When I made the appointment, the counselor left instructions that we were just to wait in his small waiting room until he finished with the previous appointment. The wait was pretty frosty. But somehow we managed to hold our tongues. Finally, our counselor emerged through the door and rescued us from our silence. The misses sat on the small couch. I chose the comfy chair strategically placed to provide an option with enough physical distance between couples quarreling. The counselor only expected me to show up and so he was surprised to see us together. He asked how the indiscretion was uncovered. He asked questions about our lives. We explained what got us to where we were.
I don’t remember all the details of that visit. I do remember feeling extremely guilty and sorry for what I did. The psychologist theorized that I had an issue with feelings of unworthiness. I disagreed and couldn’t follow the connection. But he broke it down for me. I had a woman at home who was doing everything she could to help me with what I needed to accomplish. She took care of my son. She took care of my mom when she was sick with cancer. She took care of me. She took care of the house while I went to work. And I betrayed her trust in me. Coincidentally, I had just left my dream job because of a manager I found intolerable. Oh yeah, I had issues. I have issues.
At the end of our visit, the counselor suggested that we get our hands on a book titled “After the Affair” by Janis Abrahms Spring and her husband Michael Spring. We argued later that day and the next. Not the typical arguments of a couple. We had some deep down hurtful shit going on. We found the book on Amazon and ordered a copy. But the next day, tired of waiting and needing all the help we could get, we went to the bookstore and bought a copy off the shelf. We started reading it immediately.

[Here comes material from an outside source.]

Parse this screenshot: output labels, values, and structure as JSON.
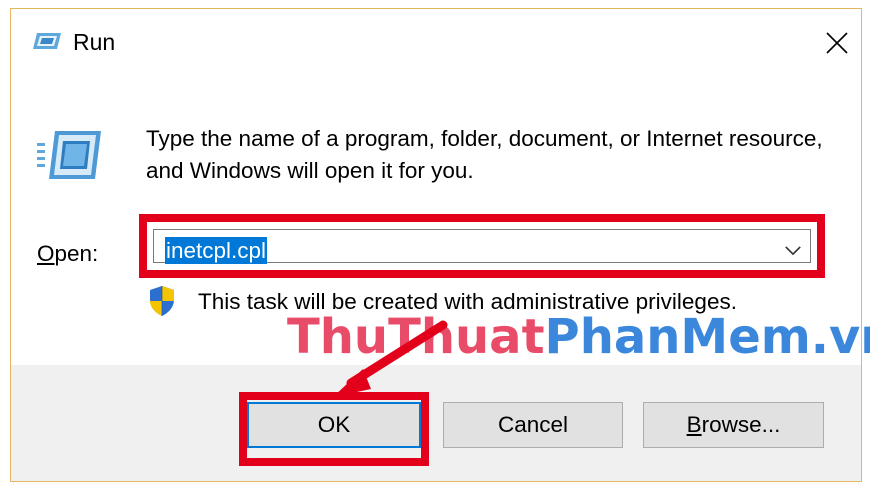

The book is very insightful. It is helpful to any couple interested in rebuilding their relationship after an affair. So far, this book has been extremely practical and applicable to both of us. We’ve been given a great deal of clarity into who we are and what has gone into making us do what we do. The authors explains how both of us, the unfaithful partner and the betrayed, can confront the programming from our parents that drives our fears and prevents us from constructively communicating the pain and anger often associated with having an intimate relationship.
The ultimate goal of the book is to help people restore their trust in each other and to forgive. The author suggest to both partners to investigate the deeper meanings behind the affair. There is a reason why it happened. It’s easy to lay the blame solely at the feet of the partner who committed the adultery. But both partners need to examine themselves for their contribution and learn to accept responsibility for it. It by no means absolves anyone for any discretion. Trust me, I don’t feel like my partner had given me some kind of permission or excuse to do what I did. I take full responsibility for the choices I have made, no matter how poor my choices have been.